As we head into the new year and get closer to the completion of the “Project ñ” documentary some have wondered why we need to label ourselves in the first place. Why do we need to name our experience? After all aren’t labels just another way to create divisions? They have wondered why we can’t just simply be American’s. They worry that labels like Ñ, or “First-Generation Americans” might just highlight our otherness. I will argue that as much as we hate to admit this in many ways we are already a divided nation. Just take a look at the discourse around the 2016 election to see just exactly how divided we are. While of course Latinos do not hold homogenous views on politics this past year has marked a turning point in how we talk about race, and even who owns the narrative about race.
The Black Lives Matter Movement garnered many headlines and gave voice to the frustration many have been feeling for some quite some time, it was an organic movement led by mostly young African-Americans attempting to reclaim how we talk about race in this country and how define what is just. While of course not everyone will agree with the movement it did open up an important conversation. Simultaneously, there was another story happening across our country, where for the first time Ñ’s across the country spoke out about their experiences at some of America’s elite academic institutions. Their narratives served as stark reminder that while we are making great strides, issues of race, privilege and class do not disappear simply because we decide to unify ourselves under the term “Americans.” These students talked about a lot of important things but they also highlighted that being a first-generation Americans can be an isolating experience. In fact, for some of these students achieving what are considered milestones of success such as attending college only intensifies those feelings. What they said demonstrated that the label of Ñ allows us to share our experiences. Because this isn’t about assimilation and disappearing into the dominant “American” culture. It’s about being American but allowing ourselves to appreciate our culture and express our identities whatever way we choose to do so.

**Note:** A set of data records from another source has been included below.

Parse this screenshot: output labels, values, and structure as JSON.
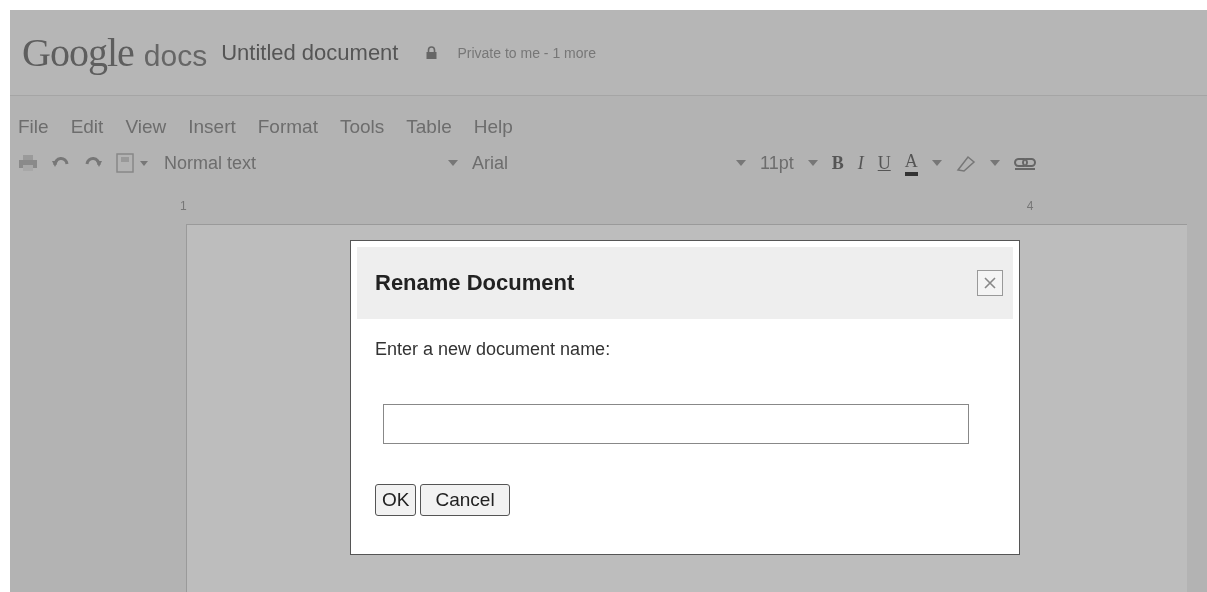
{
  "header": {
    "logo_word": "Google",
    "logo_product": "docs",
    "doc_title": "Untitled document",
    "sharing": "Private to me - 1 more"
  },
  "menu": [
    "File",
    "Edit",
    "View",
    "Insert",
    "Format",
    "Tools",
    "Table",
    "Help"
  ],
  "toolbar": {
    "style": "Normal text",
    "font": "Arial",
    "size": "11pt",
    "bold": "B",
    "italic": "I",
    "underline": "U",
    "text_color": "A"
  },
  "ruler": [
    "1",
    "4"
  ],
  "dialog": {
    "title": "Rename Document",
    "prompt": "Enter a new document name:",
    "buttons": [
      "OK",
      "Cancel"
    ]
  }
}
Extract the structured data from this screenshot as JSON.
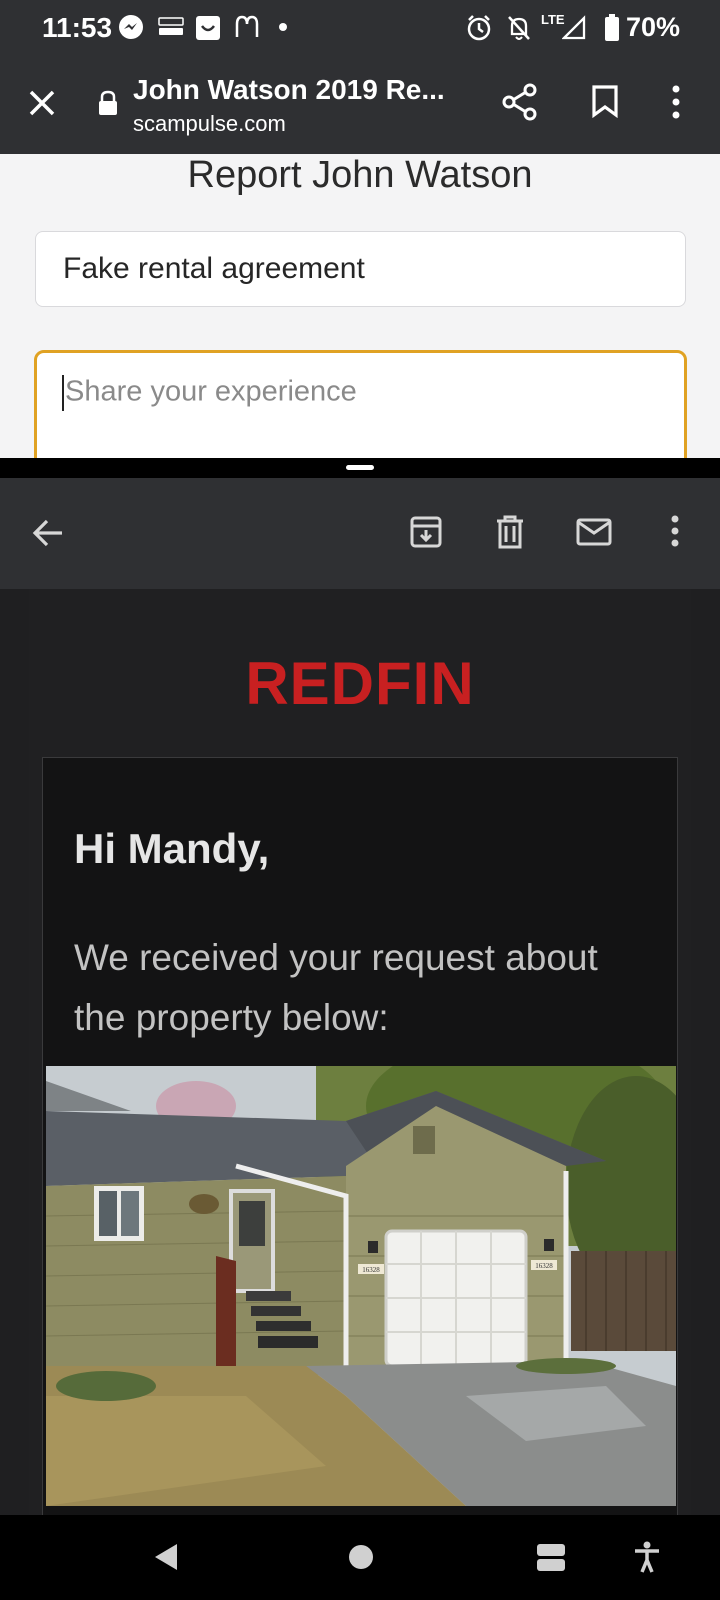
{
  "status_bar": {
    "time": "11:53",
    "network": "LTE",
    "battery": "70%",
    "icons": [
      "messenger-icon",
      "temu-icon",
      "shopping-bag-icon",
      "mcdonalds-icon",
      "dot-icon",
      "alarm-icon",
      "notifications-off-icon",
      "signal-icon",
      "battery-icon"
    ]
  },
  "browser": {
    "page_title": "John Watson 2019 Re...",
    "url": "scampulse.com",
    "icons": [
      "close-icon",
      "lock-icon",
      "share-icon",
      "bookmark-icon",
      "more-vert-icon"
    ]
  },
  "report_form": {
    "title": "Report John Watson",
    "reason_value": "Fake rental agreement",
    "experience_placeholder": "Share your experience",
    "accent_color": "#e0a223"
  },
  "mail_toolbar": {
    "icons": [
      "back-arrow-icon",
      "archive-icon",
      "delete-icon",
      "mark-unread-icon",
      "more-vert-icon"
    ]
  },
  "email": {
    "brand": "REDFIN",
    "brand_color": "#c82021",
    "greeting": "Hi Mandy,",
    "message": "We received your request about the property below:",
    "photo_house_numbers": [
      "16328",
      "16328"
    ]
  },
  "nav_bar": {
    "icons": [
      "back-triangle-icon",
      "home-circle-icon",
      "recents-icon",
      "accessibility-icon"
    ]
  }
}
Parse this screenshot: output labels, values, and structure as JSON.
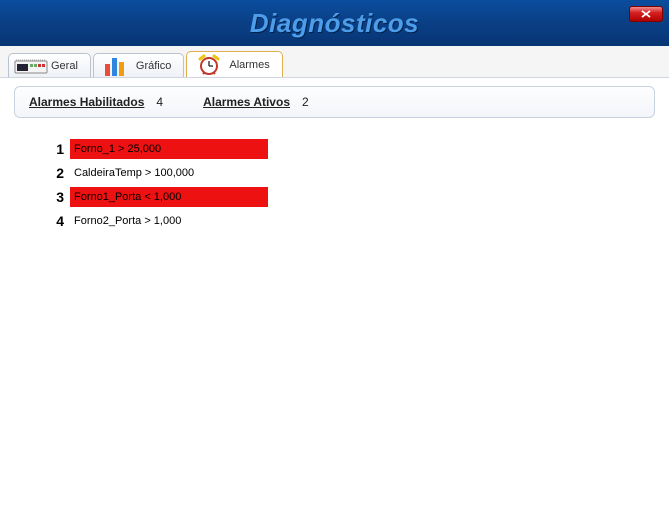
{
  "window": {
    "title": "Diagnósticos"
  },
  "tabs": [
    {
      "label": "Geral"
    },
    {
      "label": "Gráfico"
    },
    {
      "label": "Alarmes"
    }
  ],
  "summary": {
    "enabled_label": "Alarmes Habilitados",
    "enabled_count": "4",
    "active_label": "Alarmes Ativos",
    "active_count": "2"
  },
  "alarms": [
    {
      "index": "1",
      "text": "Forno_1 > 25,000",
      "active": true
    },
    {
      "index": "2",
      "text": "CaldeiraTemp > 100,000",
      "active": false
    },
    {
      "index": "3",
      "text": "Forno1_Porta < 1,000",
      "active": true
    },
    {
      "index": "4",
      "text": "Forno2_Porta > 1,000",
      "active": false
    }
  ]
}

A Dean at Claremont-Mckenna college in California admitted that low-income Latino students, many of whom are also “Ñ’s” didn’t “fit the mold” of the college. While this statement led to the dean’s eventual resignation it expressed the invisibility of our experiences. The Ñ term is giving a voice to my life, a life that for so long felt removed from the mainstream narrative. While it is true so often in my own life I have felt that I do not fit the mold; I have finally recognized this as one of my core strengths. One of the most powerful Ñ’s in this country, Sonia Sotomayor has never shied away from her Latina identify, and has alluded several times to the fact that being Latina informs her life in so many profound ways and is a source of wisdom. Imagine if upon her appointment she would have downplayed her roots or if she would have said, that she was simply American? Of course, she is American too. But she is so much more than that and by sharing candidly about her experiences whether it’s a judicial briefing, or a memoir she has made it possible for others to embrace their “otherness.”
These conversations and Project ñ are part of a movement that is going to transform this country. If the label seems pejorative or insulting we should ask ourselves why. After all there is nothing negative about being the child of immigrants, or even being an immigrant. If we feel any discomfort with identifying ourselves as such we should examine what messages we have internalized. After all, what makes us different also makes us powerful. Seeing people like ourselves is a powerful way to influence us to dream big, and to feel like our dreams can actually become a reality. Shedding light on a group of Americans whose existence is so often non-existent or portrayed in a one-dimensional way isn’t divisive but uplifting. The label isn’t meant to diminish the various ways in which we relate to or don’t relate to our parents but rather is it creating a way for us to speak up about our experiences. The project recognizes that Latinos are intersectional and that our experiences are diverse. We are Ñ’s but we are many other things too we are members of the LGBTQ community, we are parents, we are Afro-Latinos, or more recently we identify as Latinx. Now more than ever we need to be loud, proud and about who we are and the valuable contributions we bring to this country. Contributions that are made possible partly because of our immigrant parents who instilled in us the strength and courage to fight for ourselves and for our communities. We owe it to them and to ourselves. This conversation about race, identity, class and how we choose to advance it will be one of the defining issues of our Millennial generation.
Betsy Aimee writes about politics, mental health, careers and millennial parenting for a variety of publications including: Marie Claire, Mom.me, ForbesWoman.